=== WHAT IS NEEDED ===
Locate the string "your" in the records below. Copy every line where it occurs.

Stored entries:

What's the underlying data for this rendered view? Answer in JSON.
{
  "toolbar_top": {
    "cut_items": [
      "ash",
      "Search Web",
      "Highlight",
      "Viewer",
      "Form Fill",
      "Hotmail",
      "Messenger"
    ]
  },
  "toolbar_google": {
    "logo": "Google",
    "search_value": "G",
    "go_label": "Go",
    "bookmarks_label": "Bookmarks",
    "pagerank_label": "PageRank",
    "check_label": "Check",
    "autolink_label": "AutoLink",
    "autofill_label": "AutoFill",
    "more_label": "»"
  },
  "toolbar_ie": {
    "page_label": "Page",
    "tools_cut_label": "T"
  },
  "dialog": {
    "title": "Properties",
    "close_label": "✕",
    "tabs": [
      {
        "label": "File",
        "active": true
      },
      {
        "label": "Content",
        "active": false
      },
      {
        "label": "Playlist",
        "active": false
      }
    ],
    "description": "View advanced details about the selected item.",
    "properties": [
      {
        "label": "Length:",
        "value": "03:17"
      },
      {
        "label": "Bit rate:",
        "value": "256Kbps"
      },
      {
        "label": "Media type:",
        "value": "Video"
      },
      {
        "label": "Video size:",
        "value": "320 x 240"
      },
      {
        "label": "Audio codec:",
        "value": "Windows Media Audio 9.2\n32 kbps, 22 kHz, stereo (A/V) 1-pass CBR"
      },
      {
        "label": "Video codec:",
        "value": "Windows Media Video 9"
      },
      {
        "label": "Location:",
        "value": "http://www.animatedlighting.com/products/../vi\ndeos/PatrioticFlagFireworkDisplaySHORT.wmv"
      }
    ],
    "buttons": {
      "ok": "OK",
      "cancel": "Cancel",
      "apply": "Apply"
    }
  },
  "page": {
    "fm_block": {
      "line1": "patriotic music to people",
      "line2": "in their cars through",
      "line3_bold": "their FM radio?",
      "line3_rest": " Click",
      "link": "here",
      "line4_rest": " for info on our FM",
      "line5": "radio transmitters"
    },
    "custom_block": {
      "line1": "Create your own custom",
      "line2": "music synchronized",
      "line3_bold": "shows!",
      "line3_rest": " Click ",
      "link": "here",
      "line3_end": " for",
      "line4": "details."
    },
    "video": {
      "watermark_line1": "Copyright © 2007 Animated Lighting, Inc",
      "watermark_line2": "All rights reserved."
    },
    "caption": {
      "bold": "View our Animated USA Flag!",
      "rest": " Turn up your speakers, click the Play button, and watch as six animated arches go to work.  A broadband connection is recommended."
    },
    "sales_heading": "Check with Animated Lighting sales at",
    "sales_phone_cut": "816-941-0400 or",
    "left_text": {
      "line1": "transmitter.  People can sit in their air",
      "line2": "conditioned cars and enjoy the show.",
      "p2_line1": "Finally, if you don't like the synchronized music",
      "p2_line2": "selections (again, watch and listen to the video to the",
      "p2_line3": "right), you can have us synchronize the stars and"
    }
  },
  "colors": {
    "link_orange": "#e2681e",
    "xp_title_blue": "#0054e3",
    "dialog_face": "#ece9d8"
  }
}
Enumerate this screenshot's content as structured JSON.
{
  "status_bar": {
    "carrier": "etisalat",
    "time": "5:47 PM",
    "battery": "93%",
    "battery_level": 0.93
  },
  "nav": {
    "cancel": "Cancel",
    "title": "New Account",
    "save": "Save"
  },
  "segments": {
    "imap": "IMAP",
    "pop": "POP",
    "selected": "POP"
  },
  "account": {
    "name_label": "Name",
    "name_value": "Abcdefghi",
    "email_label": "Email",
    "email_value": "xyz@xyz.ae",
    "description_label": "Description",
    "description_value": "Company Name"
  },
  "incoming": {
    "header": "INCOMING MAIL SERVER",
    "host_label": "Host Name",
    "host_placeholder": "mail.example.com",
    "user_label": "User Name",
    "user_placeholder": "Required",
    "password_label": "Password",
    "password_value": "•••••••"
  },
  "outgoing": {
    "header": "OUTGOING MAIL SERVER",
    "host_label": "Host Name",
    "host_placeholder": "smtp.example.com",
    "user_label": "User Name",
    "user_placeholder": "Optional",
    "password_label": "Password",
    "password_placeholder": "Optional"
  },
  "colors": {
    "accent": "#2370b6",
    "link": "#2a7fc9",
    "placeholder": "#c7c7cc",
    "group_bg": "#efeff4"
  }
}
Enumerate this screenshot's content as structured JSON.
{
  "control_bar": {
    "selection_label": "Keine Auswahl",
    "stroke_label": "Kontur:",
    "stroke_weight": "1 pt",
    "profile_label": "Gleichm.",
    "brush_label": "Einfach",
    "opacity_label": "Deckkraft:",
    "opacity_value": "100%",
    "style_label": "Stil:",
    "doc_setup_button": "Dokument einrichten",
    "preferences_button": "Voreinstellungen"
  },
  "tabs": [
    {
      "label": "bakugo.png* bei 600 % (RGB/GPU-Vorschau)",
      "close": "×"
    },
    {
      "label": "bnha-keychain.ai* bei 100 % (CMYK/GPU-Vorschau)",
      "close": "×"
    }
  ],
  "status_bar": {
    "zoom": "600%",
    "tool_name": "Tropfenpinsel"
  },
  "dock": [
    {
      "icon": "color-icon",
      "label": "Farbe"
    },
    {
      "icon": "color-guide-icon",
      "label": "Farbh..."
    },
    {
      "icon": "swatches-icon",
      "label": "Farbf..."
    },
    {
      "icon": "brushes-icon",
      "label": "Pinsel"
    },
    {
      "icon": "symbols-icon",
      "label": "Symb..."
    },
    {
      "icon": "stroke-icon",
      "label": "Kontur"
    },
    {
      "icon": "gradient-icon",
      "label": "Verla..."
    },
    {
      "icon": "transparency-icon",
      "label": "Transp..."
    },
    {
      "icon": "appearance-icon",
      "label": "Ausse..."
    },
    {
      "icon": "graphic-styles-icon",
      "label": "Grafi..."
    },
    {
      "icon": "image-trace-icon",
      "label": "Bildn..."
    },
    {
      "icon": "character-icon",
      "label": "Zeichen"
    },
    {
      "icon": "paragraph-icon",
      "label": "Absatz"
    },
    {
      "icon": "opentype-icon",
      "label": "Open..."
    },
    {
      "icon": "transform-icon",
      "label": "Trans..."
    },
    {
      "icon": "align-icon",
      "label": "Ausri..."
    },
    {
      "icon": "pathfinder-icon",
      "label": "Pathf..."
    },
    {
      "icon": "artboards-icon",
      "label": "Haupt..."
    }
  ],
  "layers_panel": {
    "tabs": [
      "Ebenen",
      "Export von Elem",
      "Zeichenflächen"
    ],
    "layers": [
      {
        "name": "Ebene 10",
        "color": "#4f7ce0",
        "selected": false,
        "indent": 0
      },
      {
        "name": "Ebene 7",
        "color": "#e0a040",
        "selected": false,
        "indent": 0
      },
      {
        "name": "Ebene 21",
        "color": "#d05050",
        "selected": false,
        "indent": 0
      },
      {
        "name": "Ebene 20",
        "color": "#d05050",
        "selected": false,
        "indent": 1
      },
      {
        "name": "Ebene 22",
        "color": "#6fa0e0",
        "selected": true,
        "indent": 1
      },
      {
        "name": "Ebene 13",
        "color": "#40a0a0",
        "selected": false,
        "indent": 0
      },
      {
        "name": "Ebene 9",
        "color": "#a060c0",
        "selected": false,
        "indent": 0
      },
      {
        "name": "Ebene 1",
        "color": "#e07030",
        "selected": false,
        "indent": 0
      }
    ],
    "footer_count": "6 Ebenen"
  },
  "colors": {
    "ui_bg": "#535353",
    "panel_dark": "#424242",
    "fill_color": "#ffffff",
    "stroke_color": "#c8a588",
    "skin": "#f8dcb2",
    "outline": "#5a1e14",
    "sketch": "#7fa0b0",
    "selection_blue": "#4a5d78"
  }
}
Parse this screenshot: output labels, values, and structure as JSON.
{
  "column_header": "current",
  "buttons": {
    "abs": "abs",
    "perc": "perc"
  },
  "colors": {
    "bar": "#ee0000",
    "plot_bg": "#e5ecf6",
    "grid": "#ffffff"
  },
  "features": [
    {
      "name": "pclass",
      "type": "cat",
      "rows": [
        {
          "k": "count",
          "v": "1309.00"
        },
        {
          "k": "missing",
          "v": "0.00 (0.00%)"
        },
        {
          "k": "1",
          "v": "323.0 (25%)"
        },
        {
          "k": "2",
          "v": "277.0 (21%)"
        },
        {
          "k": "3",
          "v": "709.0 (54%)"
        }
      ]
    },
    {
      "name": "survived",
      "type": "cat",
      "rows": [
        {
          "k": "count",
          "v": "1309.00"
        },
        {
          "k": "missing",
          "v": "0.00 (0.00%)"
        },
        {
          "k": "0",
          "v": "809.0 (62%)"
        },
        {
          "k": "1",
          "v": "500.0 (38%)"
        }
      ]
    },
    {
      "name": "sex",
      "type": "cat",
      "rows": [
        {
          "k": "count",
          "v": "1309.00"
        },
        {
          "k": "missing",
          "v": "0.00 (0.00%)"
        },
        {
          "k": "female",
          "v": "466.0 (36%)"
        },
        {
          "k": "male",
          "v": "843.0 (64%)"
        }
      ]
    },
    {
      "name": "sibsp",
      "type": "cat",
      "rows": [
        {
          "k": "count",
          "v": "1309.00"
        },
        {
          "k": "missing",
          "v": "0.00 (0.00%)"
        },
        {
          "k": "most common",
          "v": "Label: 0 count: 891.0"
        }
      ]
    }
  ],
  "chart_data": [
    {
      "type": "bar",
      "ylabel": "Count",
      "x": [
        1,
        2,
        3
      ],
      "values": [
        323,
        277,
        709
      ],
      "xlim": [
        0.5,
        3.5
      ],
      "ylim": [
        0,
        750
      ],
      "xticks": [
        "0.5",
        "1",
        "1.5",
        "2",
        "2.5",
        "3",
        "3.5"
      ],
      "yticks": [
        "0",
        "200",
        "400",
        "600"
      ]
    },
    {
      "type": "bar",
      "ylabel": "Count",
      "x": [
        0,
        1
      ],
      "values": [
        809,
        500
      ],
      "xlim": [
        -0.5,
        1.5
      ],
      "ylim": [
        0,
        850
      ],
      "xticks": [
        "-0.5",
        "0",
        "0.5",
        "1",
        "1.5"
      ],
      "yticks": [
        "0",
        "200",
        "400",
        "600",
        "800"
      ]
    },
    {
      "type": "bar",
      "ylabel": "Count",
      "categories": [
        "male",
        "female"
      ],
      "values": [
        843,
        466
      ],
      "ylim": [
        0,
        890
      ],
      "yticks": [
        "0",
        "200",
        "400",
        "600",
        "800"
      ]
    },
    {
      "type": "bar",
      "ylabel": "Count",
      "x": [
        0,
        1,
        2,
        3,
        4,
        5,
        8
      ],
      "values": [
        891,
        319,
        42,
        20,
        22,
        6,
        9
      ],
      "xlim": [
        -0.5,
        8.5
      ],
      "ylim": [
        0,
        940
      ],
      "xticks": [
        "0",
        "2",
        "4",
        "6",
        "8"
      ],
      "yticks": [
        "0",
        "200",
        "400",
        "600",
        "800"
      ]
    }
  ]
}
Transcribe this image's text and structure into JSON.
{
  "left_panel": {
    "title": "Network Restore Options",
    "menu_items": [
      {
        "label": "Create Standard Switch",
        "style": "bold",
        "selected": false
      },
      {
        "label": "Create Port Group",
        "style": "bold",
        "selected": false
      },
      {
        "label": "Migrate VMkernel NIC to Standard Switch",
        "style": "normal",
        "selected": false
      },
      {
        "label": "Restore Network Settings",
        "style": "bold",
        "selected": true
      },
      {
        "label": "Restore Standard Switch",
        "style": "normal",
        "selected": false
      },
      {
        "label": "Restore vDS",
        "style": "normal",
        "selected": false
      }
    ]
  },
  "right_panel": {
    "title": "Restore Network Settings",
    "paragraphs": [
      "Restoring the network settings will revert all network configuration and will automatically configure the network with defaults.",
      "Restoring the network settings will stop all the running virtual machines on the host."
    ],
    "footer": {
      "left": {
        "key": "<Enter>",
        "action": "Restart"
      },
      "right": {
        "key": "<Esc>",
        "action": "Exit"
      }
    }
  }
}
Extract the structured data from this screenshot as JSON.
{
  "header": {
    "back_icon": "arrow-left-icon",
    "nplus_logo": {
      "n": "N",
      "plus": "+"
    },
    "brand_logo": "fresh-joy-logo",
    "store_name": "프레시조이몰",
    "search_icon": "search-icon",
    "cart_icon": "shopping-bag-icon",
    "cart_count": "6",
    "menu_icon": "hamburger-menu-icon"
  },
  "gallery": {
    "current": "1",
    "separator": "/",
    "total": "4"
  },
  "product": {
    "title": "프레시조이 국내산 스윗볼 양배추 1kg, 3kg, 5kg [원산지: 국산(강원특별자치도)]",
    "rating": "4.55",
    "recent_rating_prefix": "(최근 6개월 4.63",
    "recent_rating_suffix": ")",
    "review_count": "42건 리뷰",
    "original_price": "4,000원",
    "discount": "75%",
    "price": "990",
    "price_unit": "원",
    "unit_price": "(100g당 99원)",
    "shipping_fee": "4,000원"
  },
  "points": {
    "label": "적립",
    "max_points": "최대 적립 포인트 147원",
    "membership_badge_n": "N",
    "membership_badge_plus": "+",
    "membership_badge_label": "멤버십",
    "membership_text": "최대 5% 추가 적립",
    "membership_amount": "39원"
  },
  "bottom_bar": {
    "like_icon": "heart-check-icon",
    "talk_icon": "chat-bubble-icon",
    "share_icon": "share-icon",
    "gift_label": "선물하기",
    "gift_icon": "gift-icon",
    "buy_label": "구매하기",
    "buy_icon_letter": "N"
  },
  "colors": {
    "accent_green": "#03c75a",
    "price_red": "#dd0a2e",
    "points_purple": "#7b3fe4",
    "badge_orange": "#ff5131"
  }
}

=== TASK OUTPUT ===
      "line1": "Create your own custom",
      "rest": " Turn up your speakers, click the Play button, and watch as six animated arches go to work.  A broadband connection is recommended."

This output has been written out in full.